Moreover, the uncertainties that defeated independence in 2014 remain. Oil prices are half as high as then, so an independent Scotland would face even bigger economic and fiscal difficulties. After Brexit, the E.U. might be more welcoming to a Scotland seeking membership, but it would still object to its keeping the pound instead of adopting the euro.
In contrast, Brexit would create immediate headaches for Northern Ireland, starting with the economy. Farming matters more in Northern Ireland than on the mainland, and it depends more on E.U. subsidies. Links to Ireland are crucial: it takes 34 percent of Northern Irish exports. Brussels has provided massive support to Northern Ireland since the Good Friday Agreement of 1998. Many in Belfast are skeptical of Leavers' promises to make up for any money lost by Brexit.

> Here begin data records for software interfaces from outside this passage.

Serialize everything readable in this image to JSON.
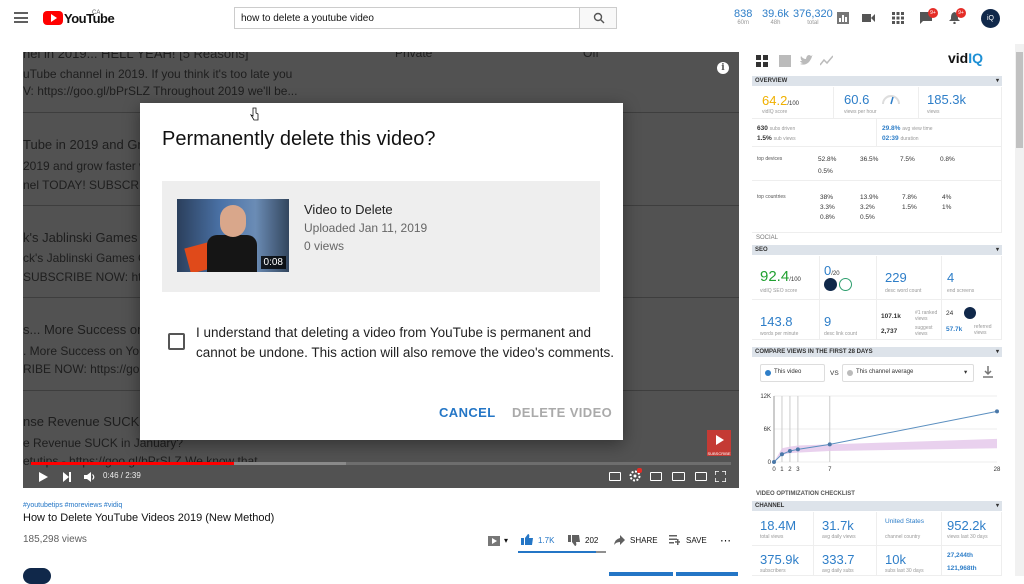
{
  "topbar": {
    "logo_text": "YouTube",
    "logo_region": "CA",
    "search_value": "how to delete a youtube video",
    "stats": [
      {
        "value": "838",
        "label": "60m"
      },
      {
        "value": "39.6k",
        "label": "48h"
      },
      {
        "value": "376,320",
        "label": "total"
      }
    ],
    "badge_apps": "9+",
    "badge_bell": "9+",
    "avatar_text": "iQ"
  },
  "player": {
    "ghost_lines": [
      "nel in 2019... HELL YEAH! [5 Reasons]",
      "Private",
      "Off",
      "uTube channel in 2019. If you think it's too late you",
      "V: https://goo.gl/bPrSLZ Throughout 2019 we'll be...",
      "Tube in 2019 and Grow",
      "2019 and grow faster w",
      "nel TODAY! SUBSCRIBE",
      "k's Jablinski Games Ch",
      "ck's Jablinski Games C",
      "SUBSCRIBE NOW: http",
      "s... More Success on Y",
      ". More Success on You",
      "RIBE NOW: https://goo",
      "nse Revenue SUCK in 2",
      "e Revenue SUCK in January?",
      "etutips - https://goo.gl/bPrSLZ We know that..."
    ],
    "endcard_label": "SUBSCRIBE",
    "time": "0:46 / 2:39",
    "progress": 0.29,
    "buffered": 0.45
  },
  "modal": {
    "title": "Permanently delete this video?",
    "video_title": "Video to Delete",
    "uploaded": "Uploaded Jan 11, 2019",
    "views": "0 views",
    "duration": "0:08",
    "ack_text": "I understand that deleting a video from YouTube is permanent and cannot be undone. This action will also remove the video's comments.",
    "cancel": "CANCEL",
    "delete": "DELETE VIDEO"
  },
  "video": {
    "hashtags": "#youtubetips #moreviews #vidiq",
    "title": "How to Delete YouTube Videos 2019 (New Method)",
    "views": "185,298 views",
    "likes": "1.7K",
    "dislikes": "202",
    "share": "SHARE",
    "save": "SAVE",
    "like_ratio": 0.89
  },
  "vidiq": {
    "logo": "vid",
    "logo_accent": "IQ",
    "overview": "OVERVIEW",
    "score": {
      "value": "64.2",
      "of": "/100",
      "label": "vidIQ score"
    },
    "vph": {
      "value": "60.6",
      "label": "views per hour"
    },
    "realtime": {
      "value": "185.3k",
      "label": "views"
    },
    "subs_driven": {
      "value": "630",
      "label": "subs driven"
    },
    "sub_views": {
      "value": "1.5%",
      "label": "sub views"
    },
    "avg_view_time": {
      "value": "29.8%",
      "label": "avg view time"
    },
    "duration": {
      "value": "02:39",
      "label": "duration"
    },
    "top_devices_label": "top devices",
    "devices": [
      "52.8%",
      "36.5%",
      "7.5%",
      "0.8%",
      "0.5%"
    ],
    "top_countries_label": "top countries",
    "countries": [
      "38%",
      "13.9%",
      "7.8%",
      "4%",
      "3.3%",
      "3.2%",
      "1.5%",
      "1%",
      "0.8%",
      "0.5%"
    ],
    "social": "SOCIAL",
    "seo": "SEO",
    "seo_score": {
      "value": "92.4",
      "of": "/100",
      "label": "vidIQ SEO score"
    },
    "seo_tags": {
      "value": "0",
      "of": "/20"
    },
    "desc_words": {
      "value": "229",
      "label": "desc word count"
    },
    "end_screens": {
      "value": "4",
      "label": "end screens"
    },
    "words_per_minute": {
      "value": "143.8",
      "label": "words per minute"
    },
    "desc_links": {
      "value": "9",
      "label": "desc link count"
    },
    "tag_views": {
      "value": "107.1k",
      "label": "#1 ranked views"
    },
    "tag_count": {
      "value": "2,737",
      "label": "suggest views"
    },
    "ref_count": {
      "value": "24"
    },
    "ref_views": {
      "value": "57.7k",
      "label": "referred views"
    },
    "compare": "COMPARE VIEWS IN THE FIRST 28 DAYS",
    "compare_this": "This video",
    "compare_vs": "VS",
    "compare_other": "This channel average",
    "checklist": "VIDEO OPTIMIZATION CHECKLIST",
    "channel": "CHANNEL",
    "ch_total": {
      "value": "18.4M",
      "label": "total views"
    },
    "ch_daily": {
      "value": "31.7k",
      "label": "avg daily views"
    },
    "ch_country": {
      "value": "United States",
      "label": "channel country"
    },
    "ch_30d": {
      "value": "952.2k",
      "label": "views last 30 days"
    },
    "ch_subs": {
      "value": "375.9k",
      "label": "subscribers"
    },
    "ch_daily_subs": {
      "value": "333.7",
      "label": "avg daily subs"
    },
    "ch_subs_30": {
      "value": "10k",
      "label": "subs last 30 days"
    },
    "ch_extra1": "27,244th",
    "ch_extra2": "121,968th"
  },
  "chart_data": {
    "type": "line",
    "x": [
      0,
      1,
      2,
      3,
      7,
      28
    ],
    "y_ticks": [
      "12K",
      "6K",
      "0"
    ],
    "x_ticks": [
      "0",
      "1",
      "2",
      "3",
      "7",
      "28"
    ],
    "ylim": [
      0,
      12000
    ],
    "series": [
      {
        "name": "This video",
        "values": [
          0,
          1400,
          2000,
          2300,
          3200,
          9200
        ]
      }
    ],
    "band": {
      "low": [
        0,
        1300,
        1600,
        1700,
        2000,
        2500
      ],
      "high": [
        0,
        2500,
        2800,
        3000,
        3200,
        4200
      ]
    }
  }
}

Ireland is the E.U. country most worried about Brexit. Irish ministers regularly state their opposition. Relations between the two nations are better than at any time in their history, and economic links have become closer. Travel and trade across the border are easier than ever. Britain is Ireland's biggest export market, and Britain exports more to Ireland than to China, India and Brazil combined.
Leavers say there is no reason why any of this should be affected by Brexit. Trade would continue. The common travel area between north and south began in 1922, not 1973.

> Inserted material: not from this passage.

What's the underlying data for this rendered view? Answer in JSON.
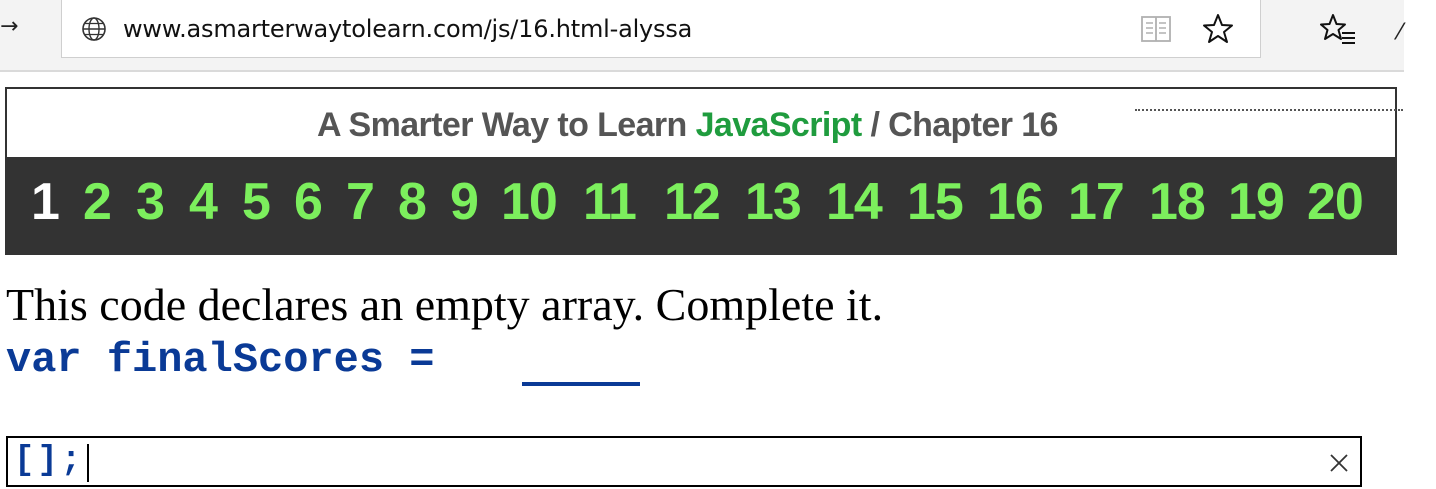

Yet many in Belfast and Dublin find this attitude irresponsible. The common travel area worked only when both countries were either out of or in the European project, not when one was in and the other out. If a post-Brexit Britain restricted free movement or left the E.U.'s single market, there would be consequences for its only land border with another E.U. country, the 300-mile line dividing Northern Ireland from Ireland.
Nationalists in the north have already said that, post-Brexit, they would demand a referendum to redraw the border with the south. Memories of a hard border are unhappy.
The ultimate irony, says John Curtice of Strathclyde University, would be if, in an extremely tight vote, Britain ended up remaining in the E.U. only because nationalists in Northern Ireland, Scotland and Wales outvoted the English. That would surely rekindle English nationalism in virulent form, creating the biggest threat of all to the United Kingdom.
Copyright 2013 The Economist Newspaper Limited, London. All Rights Reserved. Reprinted with permission.